Andy doesn’t want a facsimile of pain; he wants the thrill of seeing real people suffer right before his eyes, the thrill that comes from watching video footage of real people bleeding after a terrorist attack or an earthquake. The only way to get real pain from these actors is to put them through real suffering. “All I’m asking from you people is a little exposure,” Billy whines. “You want to be artists, but you won’t expose yourselves.”

If that’s what Andy wants, that’s what they will give him. Why? For two reasons. First, they are held in thrall by Andy’s celebrity. “You’re like this artistic Buddha, and we’re like your first apostles,” says Leon Bushnell, who drinks too much because his marriage to an actress in the group is falling apart. Andy cultivates this image of himself by maintaining an impassive expression on his face and by speaking to the group only through Billy. This gives his commands an oraclelike quality that compels the actors to obey. “Armstrong, come here. Andy wants to photograph your nipples,” Billy shouts at an overweight actor. Armstrong trots over and pulls up his shirt, as Andy, seated as always, lifts a camera to his eye and photographs the man’s flabby breasts. When She-Ra, a nervous, dithering actress, admits she is mumbling a novena to the Blessed Virgin, Billy holds his ear to Andy’s mouth and then announces, “Andy would like you to try, ‘Coke is it.'”

The other reason these actors endure such humiliation is their hope that they can become celebrities by attaching themselves to Andy’s fame. “Andy can make you or break you,” says Billy, and the group seems to live by that assertion. “I work in a restaurant waiting on important people, and I want to be one of those important people,” Armstrong admits. The actors seem to view celebrity as a form of surrogate self-esteem, and they are desperate to feel adequate–so desperate they even submit to a suicidal exercise in self-revelation that Billy devises.

This is a pathetic spectacle, to be sure, but the cast members intensify it with highly focused performances. The spark plug who ignites each volatile situation is Mark Rosenthal, who plays Billy. Like a rabid terrier, he yaps and nips at the actors until they become visibly agitated. Like the character he plays, Rosenthal’s aggression seems to wring emotion out of the others, which makes them seem to exist only in relation to him. Paula Killen portrays Ginger as an actress desperately trying to win Billy’s love by agreeing with him, while Val Olney defines Missy’s strength by trying to defy Billy. Laurie Stevens depicts She-Ra as a woman almost frozen with her fear of Billy, while Eamon Hunt plays Leon Bushnell, as a man who can barely contain his urge to attack him. Peter Malof as Joe, an eager-beaver young actor, and Randy Rakes as George have their best moments when they are ruthlessly confronted by Billy. Nancy Seifried, who plays Dee-Dee Bushnell, reveals her character solely through her response to Billy’s taunts.

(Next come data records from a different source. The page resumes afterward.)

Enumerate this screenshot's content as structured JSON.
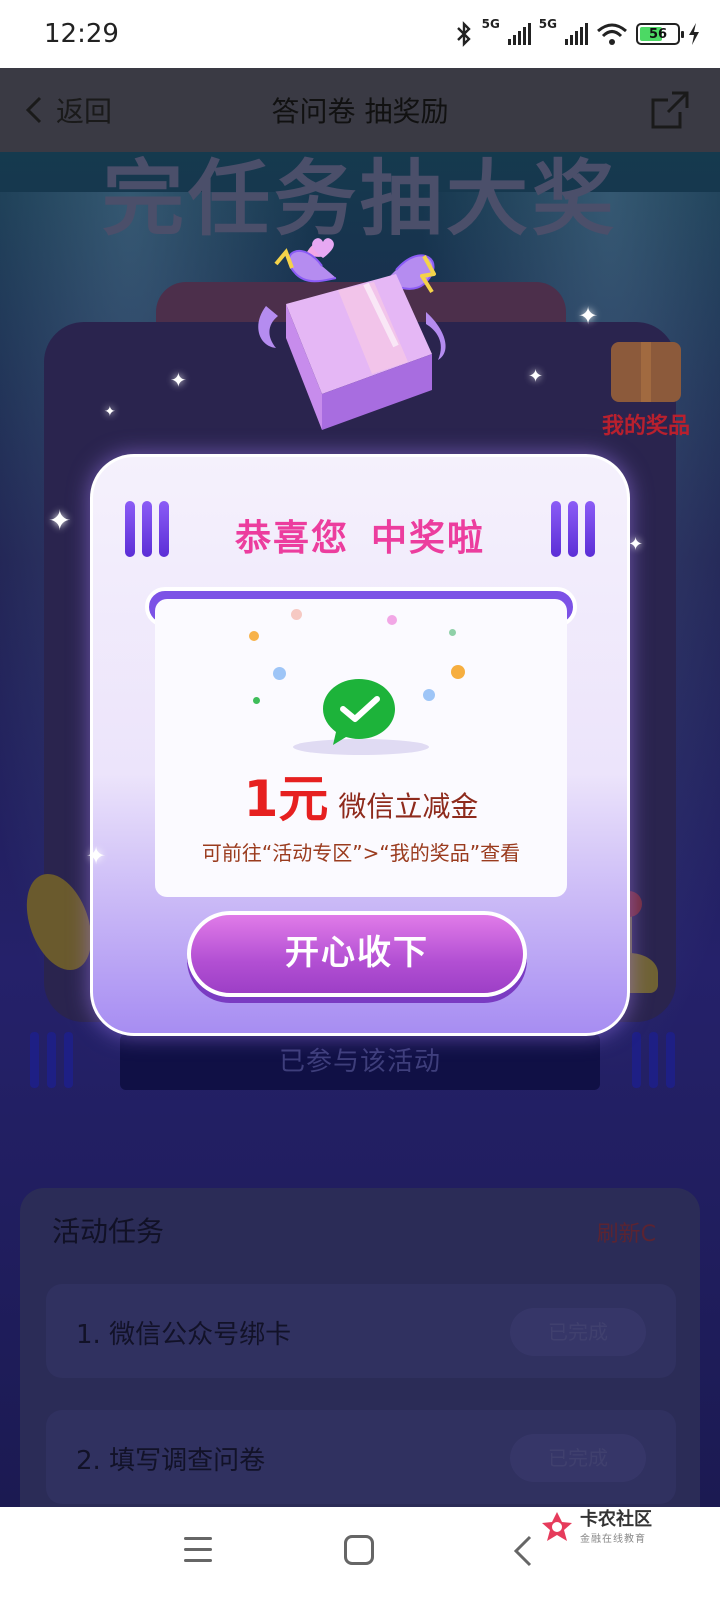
{
  "status_bar": {
    "time": "12:29",
    "network_1": "5G",
    "network_2": "5G",
    "battery": "56"
  },
  "nav": {
    "back_label": "返回",
    "title": "答问卷 抽奖励"
  },
  "background": {
    "banner_title": "完任务抽大奖",
    "my_prize_label": "我的奖品",
    "joined_label": "已参与该活动",
    "tasks_title": "活动任务",
    "refresh_label": "刷新C",
    "tasks": [
      {
        "label": "1. 微信公众号绑卡",
        "status": "已完成"
      },
      {
        "label": "2. 填写调查问卷",
        "status": "已完成"
      }
    ]
  },
  "modal": {
    "title_part1": "恭喜您",
    "title_part2": "中奖啦",
    "prize_amount": "1元",
    "prize_type": "微信立减金",
    "prize_hint": "可前往“活动专区”>“我的奖品”查看",
    "accept_label": "开心收下"
  },
  "watermark": {
    "name": "卡农社区",
    "tagline": "金融在线教育"
  },
  "colors": {
    "title_pink": "#ec3d9e",
    "amount_red": "#e62020",
    "wechat_green": "#1db33a",
    "button_purple": "#b24fd3"
  }
}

While these actors benefit enormously from their interaction with Rosenthal, they also owe a great deal to Wes Bailey, who, as Andy, does almost nothing in the play and utters only a couple of lines. With a vacant expression on his face and body language that suggests an utterly passive, detached personality, Bailey makes Andy a palpable presence. But there’s another reason Bailey belongs in this role. He’s the actor who duped Oprah Winfrey and Geraldo Rivera by appearing on their talk shows as the client of a sex surrogate. No one suspected he was a fraud until he confessed, which made Bailey’s manipulation of the media a perfect crime. And Warhol would have enjoyed that enormously.